Netbooks’ tiny screens and cramped keyboards can be fatiguing to use for long periods, and their low-power processors struggle under heavy workloads. Business users will be dismayed by their lack of security features… And with their closed hardware designs and limited drive space, most models have short upgrade lifecycles.

Oh, Neil. You had the Macalope at tiny screens.

Flush with their intial successes, however, manufacturers have responded to these complaints with variations on the original theme. … Both Asus and Acer plan to ship netbooks with 11.6-inch screens in the near future. … Some models list for $700 or more, leaving many customers wondering where the netbook category ends and where laptops begin.

So the main appeal of netbooks is they’re small and cheap, but the problem with them is that they’re small and cheap. So companies are responding to criticism by making them larger and more expensive, effectively turning them back into notebooks.

But, still…

Netbooks! Whaa-hoo! Wave of the future! Number one! McAllister can see your house from up here!

And, hey, who ordered the IT industry group think?

A Linux-based UI may not cut it for day-to-day business computing, but for limited Web access, file viewing, and communications it should be more than adequate for most users.

Oh, really?

Look, the Linux UI is as exciting as dried toast, but is it any worse than XP, which is the operating system most businesses run (now available as a downgrade from Vista for only $50 more!)?

And how ludicrous is this complaint about the Linux desktop in a piece about netbooks? “Here’s your netbook with the glorious XP desktop from two thousand fricking one, business user! Enjoy the cramped keyboard and the tiny screen!” Right. Linux is really the drawback.

OK, this isn’t a horrible piece, it’s just silly. All this prostrating at the holy church of the netbook just strikes the Macalope as the latest technology industry paean to the flavor of the day. Remember net PCs and how we were all going to be using thin clients and, jeez, Apple better make one of those soon or it’s DOOOOMED?

Netbooks are simply cheap little laptops. But someone decided to slap the name “netbook” on them and pretend they’re some kind of innovation other than the same forces that have been at work in computers since the ENIAC, driving size and cost down. At least the net PC represented a new paradigm (or a return to an old paradigm).

This is not a “revolution”. It’s simple evolution. Cheap, plasticy evolution.

Such stuff as dreams are made of

This week’s piece at Macworld looks at the tablet thingamajiggy that is surely coming soon because everyone says so.

Word of warning

Glenn Fleishman noted this on Twitter yesterday, but Apple is no longer sending reminder emails to sign up for AppleCare. This burned the Macalope as well, who had planned to sign up at the end of the one year of warranty coverage, expected to be reminded then missed the date.

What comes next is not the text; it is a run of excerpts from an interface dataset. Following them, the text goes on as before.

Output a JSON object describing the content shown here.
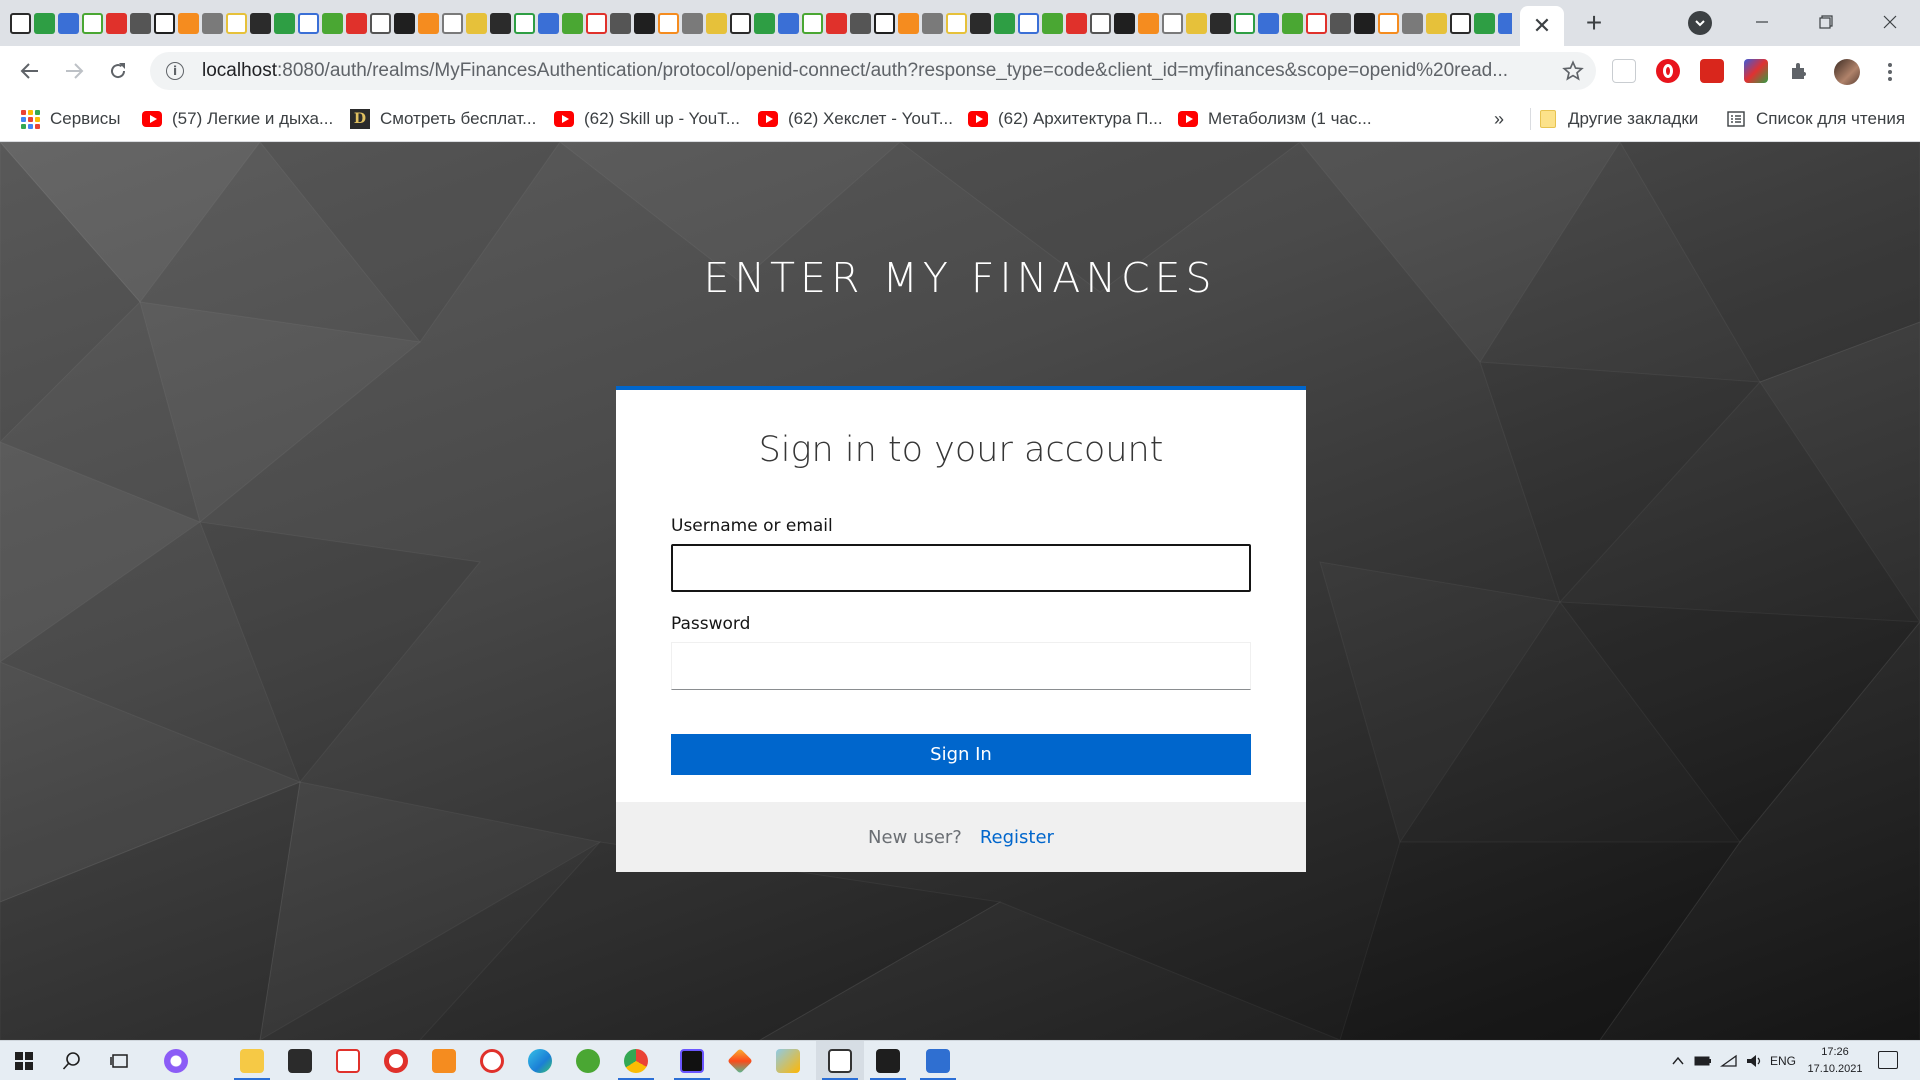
{
  "browser": {
    "tab_favicon_count": 70,
    "active_tab_close": "✕",
    "new_tab": "+",
    "address_bar": {
      "host": "localhost",
      "rest": ":8080/auth/realms/MyFinancesAuthentication/protocol/openid-connect/auth?response_type=code&client_id=myfinances&scope=openid%20read..."
    },
    "bookmarks": [
      {
        "label": "Сервисы",
        "icon": "apps-grid-icon"
      },
      {
        "label": "(57) Легкие и дыха...",
        "icon": "youtube-icon"
      },
      {
        "label": "Смотреть бесплат...",
        "icon": "d-logo-icon"
      },
      {
        "label": "(62) Skill up - YouT...",
        "icon": "youtube-icon"
      },
      {
        "label": "(62) Хекслет - YouT...",
        "icon": "youtube-icon"
      },
      {
        "label": "(62) Архитектура П...",
        "icon": "youtube-icon"
      },
      {
        "label": "Метаболизм (1 час...",
        "icon": "youtube-icon"
      }
    ],
    "bookmarks_overflow": "»",
    "other_bookmarks": "Другие закладки",
    "reading_list": "Список для чтения"
  },
  "login": {
    "header": "ENTER MY FINANCES",
    "title": "Sign in to your account",
    "username_label": "Username or email",
    "username_value": "",
    "password_label": "Password",
    "password_value": "",
    "submit_label": "Sign In",
    "footer_text": "New user?",
    "register_label": "Register"
  },
  "taskbar": {
    "language": "ENG",
    "time": "17:26",
    "date": "17.10.2021"
  },
  "colors": {
    "accent": "#0066cc",
    "card_footer": "#f0f0f0",
    "tab_strip": "#dee1e6",
    "taskbar": "#e6edf3"
  }
}
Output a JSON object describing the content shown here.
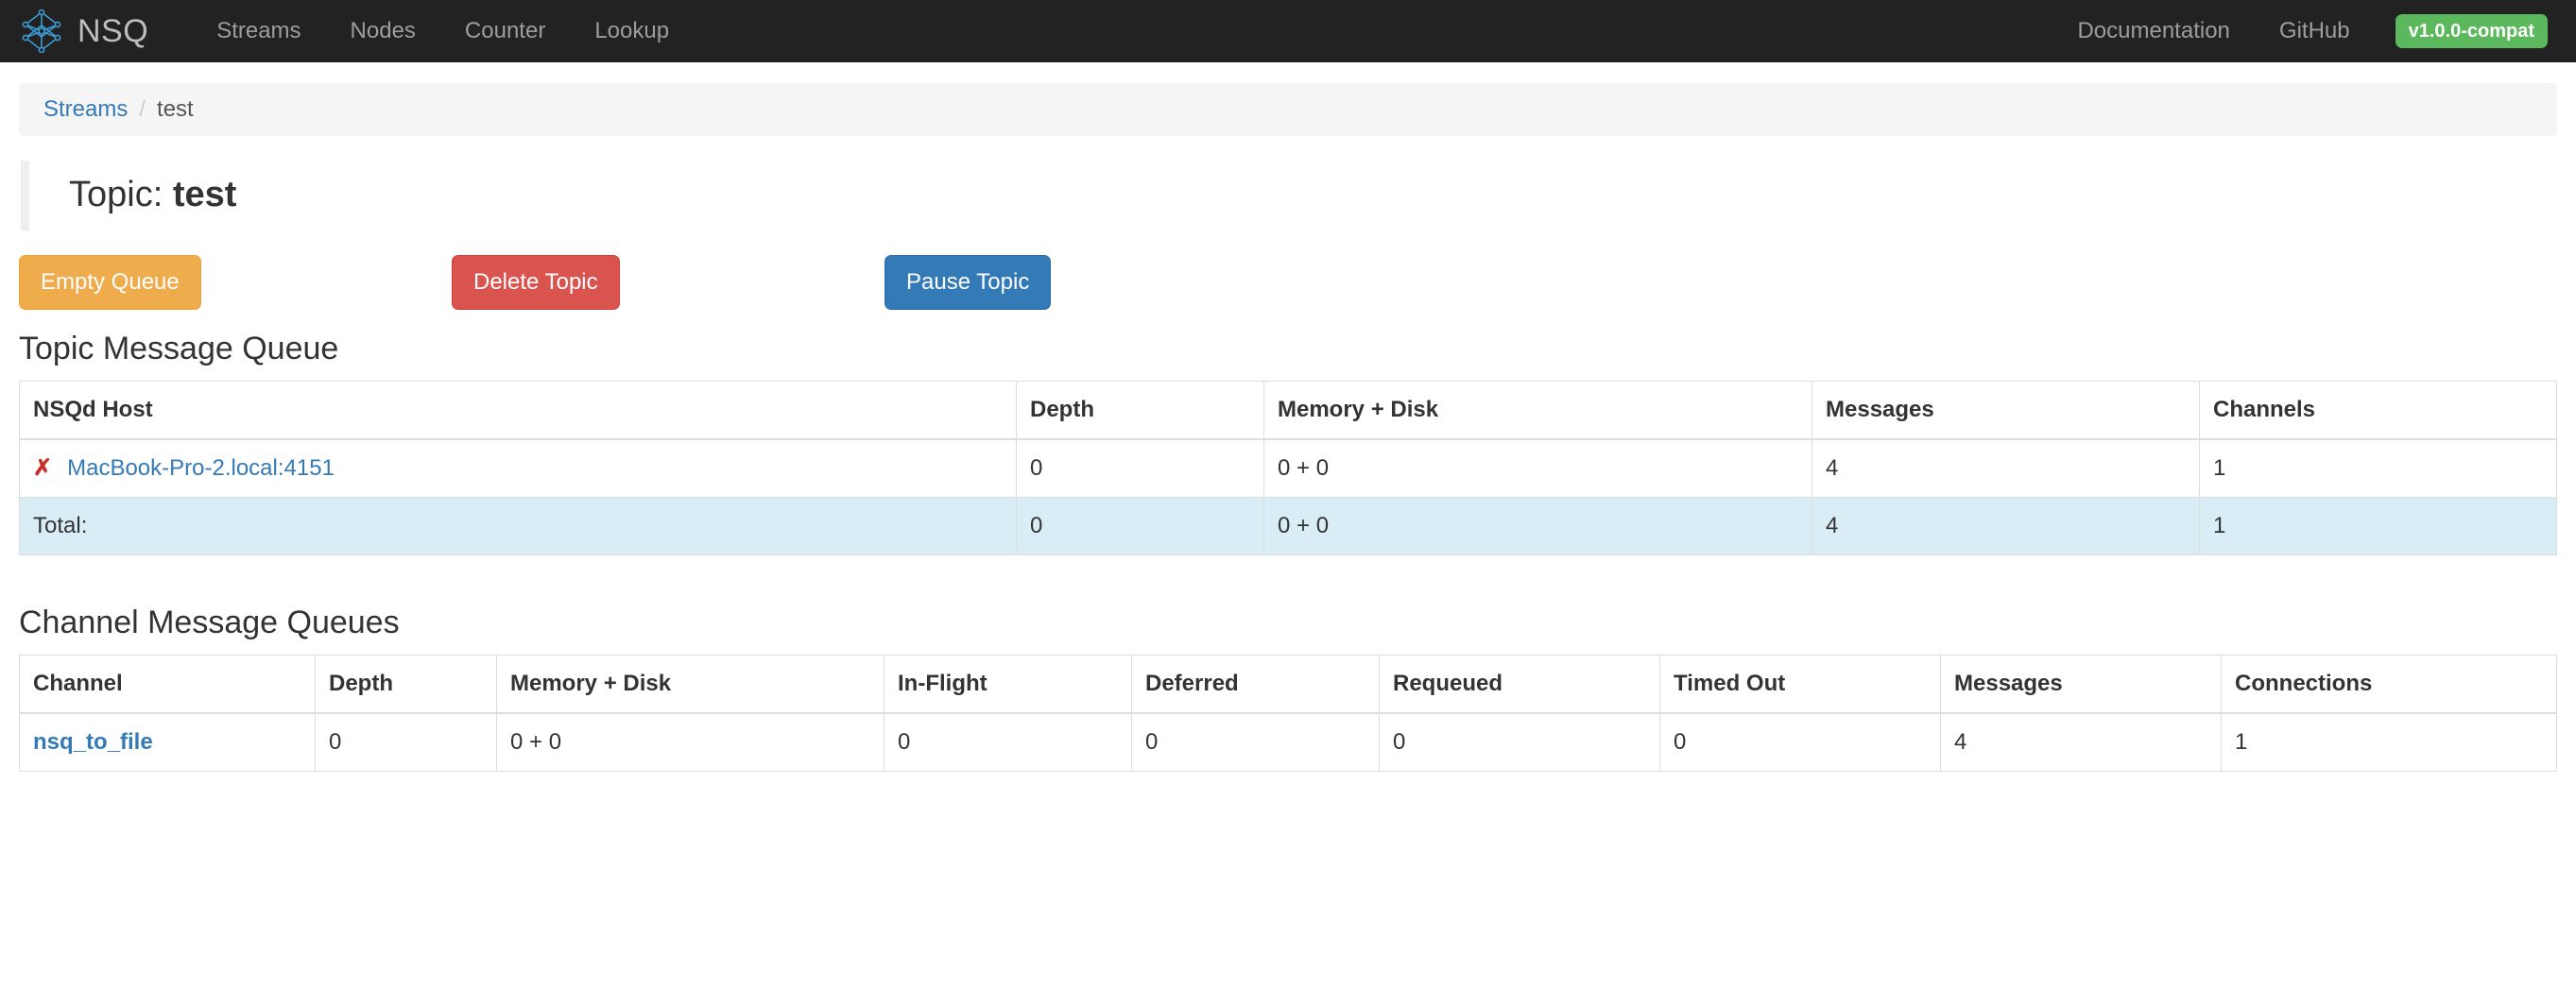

The horny one can only guess that the company has realized that charging people for repairs is more profitable than insuring them. Which doesn’t seem reassuring.

UPDATE: The comments seem to indicate that others are still receiving emails. Rather odd. The Macalope’s experience has always been that Apple sends out several notifications – strange that he and Fleishman received none.

You get what you pay for

This whole horse has been beaten into a mass of only vaguely horse-like matter by now, but as BusinessWeek’s Arik Hesseldahl points out, Microsoft’s actress paid less for the laptop she got because, dur-hey, it’s worth less.